__Description of the task__: Please retype every entry below, keeping it exactly the same.

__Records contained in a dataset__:
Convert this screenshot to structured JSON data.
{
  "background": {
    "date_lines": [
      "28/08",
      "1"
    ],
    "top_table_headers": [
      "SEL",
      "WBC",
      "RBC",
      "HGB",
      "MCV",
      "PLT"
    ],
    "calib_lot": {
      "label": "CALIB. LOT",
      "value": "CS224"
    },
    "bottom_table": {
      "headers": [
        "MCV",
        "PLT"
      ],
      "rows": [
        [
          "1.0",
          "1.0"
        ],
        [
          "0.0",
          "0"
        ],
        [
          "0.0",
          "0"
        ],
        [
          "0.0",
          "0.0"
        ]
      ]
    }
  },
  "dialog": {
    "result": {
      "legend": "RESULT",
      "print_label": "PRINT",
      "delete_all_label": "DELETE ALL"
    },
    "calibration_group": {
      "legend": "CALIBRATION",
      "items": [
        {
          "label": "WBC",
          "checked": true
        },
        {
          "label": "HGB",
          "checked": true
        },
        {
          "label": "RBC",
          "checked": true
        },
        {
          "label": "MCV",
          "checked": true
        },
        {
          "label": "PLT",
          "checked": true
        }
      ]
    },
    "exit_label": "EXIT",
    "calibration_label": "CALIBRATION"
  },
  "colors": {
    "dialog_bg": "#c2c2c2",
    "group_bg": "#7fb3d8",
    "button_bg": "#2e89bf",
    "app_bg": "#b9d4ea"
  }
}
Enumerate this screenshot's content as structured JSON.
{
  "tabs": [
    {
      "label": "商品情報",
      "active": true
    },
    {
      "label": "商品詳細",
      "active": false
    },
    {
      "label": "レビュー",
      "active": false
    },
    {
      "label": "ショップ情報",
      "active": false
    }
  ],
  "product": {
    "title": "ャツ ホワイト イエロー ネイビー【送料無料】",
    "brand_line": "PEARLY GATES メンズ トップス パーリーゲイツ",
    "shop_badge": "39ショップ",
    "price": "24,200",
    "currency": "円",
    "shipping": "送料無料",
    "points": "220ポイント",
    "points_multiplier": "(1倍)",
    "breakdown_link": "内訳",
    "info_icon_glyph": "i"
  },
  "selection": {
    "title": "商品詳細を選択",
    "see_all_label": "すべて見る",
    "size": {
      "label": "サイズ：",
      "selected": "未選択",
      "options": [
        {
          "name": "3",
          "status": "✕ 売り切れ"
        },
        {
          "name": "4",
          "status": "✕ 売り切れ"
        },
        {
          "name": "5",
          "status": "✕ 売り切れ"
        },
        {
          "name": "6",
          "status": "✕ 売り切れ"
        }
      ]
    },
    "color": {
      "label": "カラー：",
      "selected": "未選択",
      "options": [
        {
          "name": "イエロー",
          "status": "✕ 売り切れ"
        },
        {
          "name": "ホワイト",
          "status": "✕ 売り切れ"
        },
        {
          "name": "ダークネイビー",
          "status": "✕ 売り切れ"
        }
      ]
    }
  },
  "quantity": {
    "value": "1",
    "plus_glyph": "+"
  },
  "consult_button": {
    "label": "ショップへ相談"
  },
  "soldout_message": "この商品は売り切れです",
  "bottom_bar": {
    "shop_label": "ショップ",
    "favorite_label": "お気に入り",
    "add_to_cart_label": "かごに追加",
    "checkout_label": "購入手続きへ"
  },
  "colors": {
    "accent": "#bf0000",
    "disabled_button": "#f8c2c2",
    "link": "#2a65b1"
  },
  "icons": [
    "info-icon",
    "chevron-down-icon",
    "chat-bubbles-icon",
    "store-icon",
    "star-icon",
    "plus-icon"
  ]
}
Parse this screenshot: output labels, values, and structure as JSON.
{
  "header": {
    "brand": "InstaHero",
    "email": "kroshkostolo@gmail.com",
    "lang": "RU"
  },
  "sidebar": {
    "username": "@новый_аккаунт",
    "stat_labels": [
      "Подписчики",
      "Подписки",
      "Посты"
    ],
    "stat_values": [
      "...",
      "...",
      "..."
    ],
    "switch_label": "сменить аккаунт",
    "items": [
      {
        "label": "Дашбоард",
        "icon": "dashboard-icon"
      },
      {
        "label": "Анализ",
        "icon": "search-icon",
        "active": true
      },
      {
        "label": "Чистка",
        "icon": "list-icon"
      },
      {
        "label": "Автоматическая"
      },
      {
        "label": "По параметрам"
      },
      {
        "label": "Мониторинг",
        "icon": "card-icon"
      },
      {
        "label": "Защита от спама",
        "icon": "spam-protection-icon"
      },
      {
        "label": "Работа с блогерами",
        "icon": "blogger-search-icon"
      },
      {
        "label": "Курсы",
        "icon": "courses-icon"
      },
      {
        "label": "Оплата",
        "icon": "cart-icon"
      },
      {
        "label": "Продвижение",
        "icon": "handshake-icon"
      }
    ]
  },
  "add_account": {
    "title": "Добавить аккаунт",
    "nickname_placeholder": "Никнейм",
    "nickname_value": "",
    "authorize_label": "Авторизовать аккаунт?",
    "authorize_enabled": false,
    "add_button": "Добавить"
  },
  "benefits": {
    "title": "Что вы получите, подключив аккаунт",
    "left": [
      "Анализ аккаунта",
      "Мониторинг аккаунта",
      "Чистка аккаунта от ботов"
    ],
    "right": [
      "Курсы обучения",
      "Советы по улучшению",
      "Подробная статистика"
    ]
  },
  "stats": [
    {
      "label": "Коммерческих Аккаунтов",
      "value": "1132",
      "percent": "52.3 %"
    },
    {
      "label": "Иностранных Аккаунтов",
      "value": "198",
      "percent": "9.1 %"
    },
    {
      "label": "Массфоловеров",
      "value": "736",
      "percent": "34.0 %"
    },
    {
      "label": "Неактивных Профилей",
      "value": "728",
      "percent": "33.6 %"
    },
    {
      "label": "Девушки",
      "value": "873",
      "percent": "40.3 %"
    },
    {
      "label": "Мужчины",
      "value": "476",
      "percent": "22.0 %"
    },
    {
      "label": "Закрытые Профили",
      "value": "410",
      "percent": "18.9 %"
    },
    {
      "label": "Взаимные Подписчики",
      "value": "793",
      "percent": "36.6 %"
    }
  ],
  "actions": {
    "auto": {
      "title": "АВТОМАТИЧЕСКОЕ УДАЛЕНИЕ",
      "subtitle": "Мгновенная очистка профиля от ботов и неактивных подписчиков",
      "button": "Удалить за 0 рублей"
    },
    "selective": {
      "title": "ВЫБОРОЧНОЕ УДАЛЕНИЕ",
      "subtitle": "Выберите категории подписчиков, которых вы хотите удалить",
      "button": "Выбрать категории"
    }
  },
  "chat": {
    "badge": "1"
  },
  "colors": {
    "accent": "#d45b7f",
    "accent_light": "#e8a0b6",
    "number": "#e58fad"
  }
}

__Response for this exercise__:
Convert this screenshot to structured JSON data.
{
  "background": {
    "date_lines": [
      "28/08",
      "1"
    ],
    "top_table_headers": [
      "SEL",
      "WBC",
      "RBC",
      "HGB",
      "MCV",
      "PLT"
    ],
    "calib_lot": {
      "label": "CALIB. LOT",
      "value": "CS224"
    },
    "bottom_table": {
      "headers": [
        "MCV",
        "PLT"
      ],
      "rows": [
        [
          "1.0",
          "1.0"
        ],
        [
          "0.0",
          "0"
        ],
        [
          "0.0",
          "0"
        ],
        [
          "0.0",
          "0.0"
        ]
      ]
    }
  },
  "dialog": {
    "result": {
      "legend": "RESULT",
      "print_label": "PRINT",
      "delete_all_label": "DELETE ALL"
    },
    "calibration_group": {
      "legend": "CALIBRATION",
      "items": [
        {
          "label": "WBC",
          "checked": true
        },
        {
          "label": "HGB",
          "checked": true
        },
        {
          "label": "RBC",
          "checked": true
        },
        {
          "label": "MCV",
          "checked": true
        },
        {
          "label": "PLT",
          "checked": true
        }
      ]
    },
    "exit_label": "EXIT",
    "calibration_label": "CALIBRATION"
  },
  "colors": {
    "dialog_bg": "#c2c2c2",
    "group_bg": "#7fb3d8",
    "button_bg": "#2e89bf",
    "app_bg": "#b9d4ea"
  }
}
Enumerate this screenshot's content as structured JSON.
{
  "tabs": [
    {
      "label": "商品情報",
      "active": true
    },
    {
      "label": "商品詳細",
      "active": false
    },
    {
      "label": "レビュー",
      "active": false
    },
    {
      "label": "ショップ情報",
      "active": false
    }
  ],
  "product": {
    "title": "ャツ ホワイト イエロー ネイビー【送料無料】",
    "brand_line": "PEARLY GATES メンズ トップス パーリーゲイツ",
    "shop_badge": "39ショップ",
    "price": "24,200",
    "currency": "円",
    "shipping": "送料無料",
    "points": "220ポイント",
    "points_multiplier": "(1倍)",
    "breakdown_link": "内訳",
    "info_icon_glyph": "i"
  },
  "selection": {
    "title": "商品詳細を選択",
    "see_all_label": "すべて見る",
    "size": {
      "label": "サイズ：",
      "selected": "未選択",
      "options": [
        {
          "name": "3",
          "status": "✕ 売り切れ"
        },
        {
          "name": "4",
          "status": "✕ 売り切れ"
        },
        {
          "name": "5",
          "status": "✕ 売り切れ"
        },
        {
          "name": "6",
          "status": "✕ 売り切れ"
        }
      ]
    },
    "color": {
      "label": "カラー：",
      "selected": "未選択",
      "options": [
        {
          "name": "イエロー",
          "status": "✕ 売り切れ"
        },
        {
          "name": "ホワイト",
          "status": "✕ 売り切れ"
        },
        {
          "name": "ダークネイビー",
          "status": "✕ 売り切れ"
        }
      ]
    }
  },
  "quantity": {
    "value": "1",
    "plus_glyph": "+"
  },
  "consult_button": {
    "label": "ショップへ相談"
  },
  "soldout_message": "この商品は売り切れです",
  "bottom_bar": {
    "shop_label": "ショップ",
    "favorite_label": "お気に入り",
    "add_to_cart_label": "かごに追加",
    "checkout_label": "購入手続きへ"
  },
  "colors": {
    "accent": "#bf0000",
    "disabled_button": "#f8c2c2",
    "link": "#2a65b1"
  },
  "icons": [
    "info-icon",
    "chevron-down-icon",
    "chat-bubbles-icon",
    "store-icon",
    "star-icon",
    "plus-icon"
  ]
}
Parse this screenshot: output labels, values, and structure as JSON.
{
  "header": {
    "brand": "InstaHero",
    "email": "kroshkostolo@gmail.com",
    "lang": "RU"
  },
  "sidebar": {
    "username": "@новый_аккаунт",
    "stat_labels": [
      "Подписчики",
      "Подписки",
      "Посты"
    ],
    "stat_values": [
      "...",
      "...",
      "..."
    ],
    "switch_label": "сменить аккаунт",
    "items": [
      {
        "label": "Дашбоард",
        "icon": "dashboard-icon"
      },
      {
        "label": "Анализ",
        "icon": "search-icon",
        "active": true
      },
      {
        "label": "Чистка",
        "icon": "list-icon"
      },
      {
        "label": "Автоматическая"
      },
      {
        "label": "По параметрам"
      },
      {
        "label": "Мониторинг",
        "icon": "card-icon"
      },
      {
        "label": "Защита от спама",
        "icon": "spam-protection-icon"
      },
      {
        "label": "Работа с блогерами",
        "icon": "blogger-search-icon"
      },
      {
        "label": "Курсы",
        "icon": "courses-icon"
      },
      {
        "label": "Оплата",
        "icon": "cart-icon"
      },
      {
        "label": "Продвижение",
        "icon": "handshake-icon"
      }
    ]
  },
  "add_account": {
    "title": "Добавить аккаунт",
    "nickname_placeholder": "Никнейм",
    "nickname_value": "",
    "authorize_label": "Авторизовать аккаунт?",
    "authorize_enabled": false,
    "add_button": "Добавить"
  },
  "benefits": {
    "title": "Что вы получите, подключив аккаунт",
    "left": [
      "Анализ аккаунта",
      "Мониторинг аккаунта",
      "Чистка аккаунта от ботов"
    ],
    "right": [
      "Курсы обучения",
      "Советы по улучшению",
      "Подробная статистика"
    ]
  },
  "stats": [
    {
      "label": "Коммерческих Аккаунтов",
      "value": "1132",
      "percent": "52.3 %"
    },
    {
      "label": "Иностранных Аккаунтов",
      "value": "198",
      "percent": "9.1 %"
    },
    {
      "label": "Массфоловеров",
      "value": "736",
      "percent": "34.0 %"
    },
    {
      "label": "Неактивных Профилей",
      "value": "728",
      "percent": "33.6 %"
    },
    {
      "label": "Девушки",
      "value": "873",
      "percent": "40.3 %"
    },
    {
      "label": "Мужчины",
      "value": "476",
      "percent": "22.0 %"
    },
    {
      "label": "Закрытые Профили",
      "value": "410",
      "percent": "18.9 %"
    },
    {
      "label": "Взаимные Подписчики",
      "value": "793",
      "percent": "36.6 %"
    }
  ],
  "actions": {
    "auto": {
      "title": "АВТОМАТИЧЕСКОЕ УДАЛЕНИЕ",
      "subtitle": "Мгновенная очистка профиля от ботов и неактивных подписчиков",
      "button": "Удалить за 0 рублей"
    },
    "selective": {
      "title": "ВЫБОРОЧНОЕ УДАЛЕНИЕ",
      "subtitle": "Выберите категории подписчиков, которых вы хотите удалить",
      "button": "Выбрать категории"
    }
  },
  "chat": {
    "badge": "1"
  },
  "colors": {
    "accent": "#d45b7f",
    "accent_light": "#e8a0b6",
    "number": "#e58fad"
  }
}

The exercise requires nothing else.